    Maybe it is a male thing?

  16. "Marsala"---more or less what used to be known as Puce---will put the entire nation into a dismal mood. Which isn't to say that muddy or murky tones never have their place, though it would take great skill to work up a successful scheme with "Marsala" dominant.

    Yet on another level, this bizarre choice has done us a great favor, if only to point up the ludicrous notion of any single hue being "color of the year", whatever it may be. Let's have no more of this nonsense. It isn't the least bit helpful.

  17. Colour of the year? A dear friend of mine put it best when comparing style to fashion: those with style create their own fashion. 'Those who are more fashionable than stylish tend to be wishy - washy. Which is why they are followers of fashion.' I never like placing gender to colour either. But that's for another time!

    I agree with Toby Worthington in the ceasing of such nonsense. Will this hue make its way to all the DIY stores and commercials using interior shots?

    Thank Jennifer though for going that extra mile in locating images which may or may not be using Marsala.

    1. In my breathless haste to denounce the concept of Colour of the Year, I forgot to acknowledge Jennifer's very interesting examples. "Going that extra mile" indeed!

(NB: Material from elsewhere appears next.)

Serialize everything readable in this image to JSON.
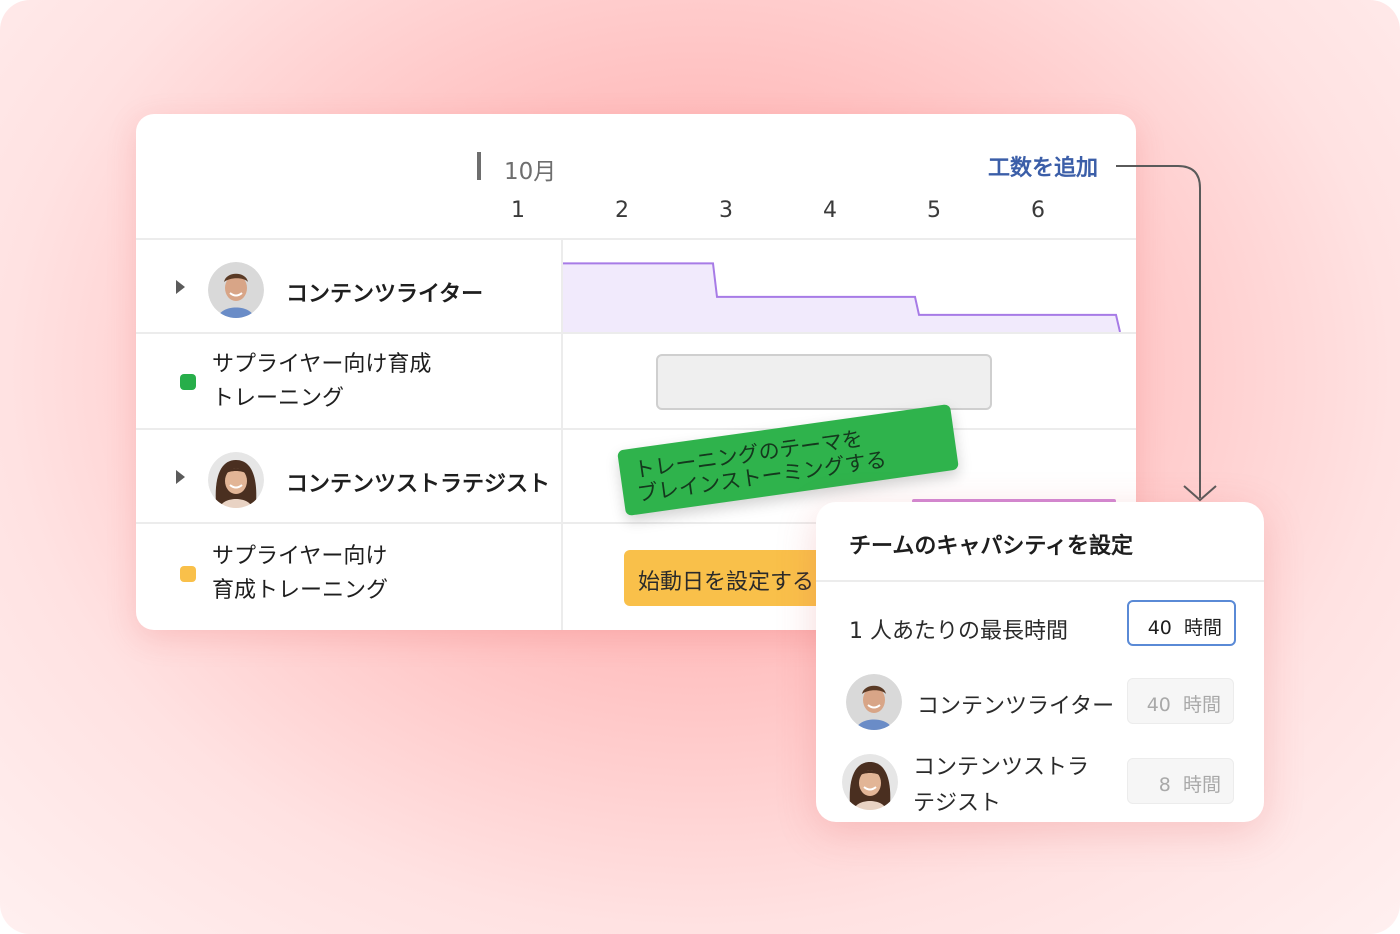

  18. I am with you on this one! I thought... mmmm...maybe....but...then again...probably not.. If it was a little more deep and earthy...I might like it more..

  19. Yes, yes, yes! I am so on the fence with this selection so far. I absolutely loved the vibrant radiant orchid. But this just isn't doing it for me quite yet...


  20. It's kind of like the beige of the red spectrum of colours. I like a red that is a bit cleaner looking,myself.

  21. Anonymous3:44 AM

    I was so worked up to leave an enthusiastic and opinionated comment.....Thank God I read the aforementioned before I commented.

    Toby Worthington took the words right out of my mouth! He even used the word "puce" (it sprung instantly into my head in the first words of this blog!)


    This year's color choice should be the "death knell"; and the "death" of the ridiculous "color of the year"!! who started it? Paint companies? Stop it at once!
    Do we think they will listen to Toby and me????

    JUST STOP IT!!!!

    We shall see!

    Bravo Jennifer and Toby!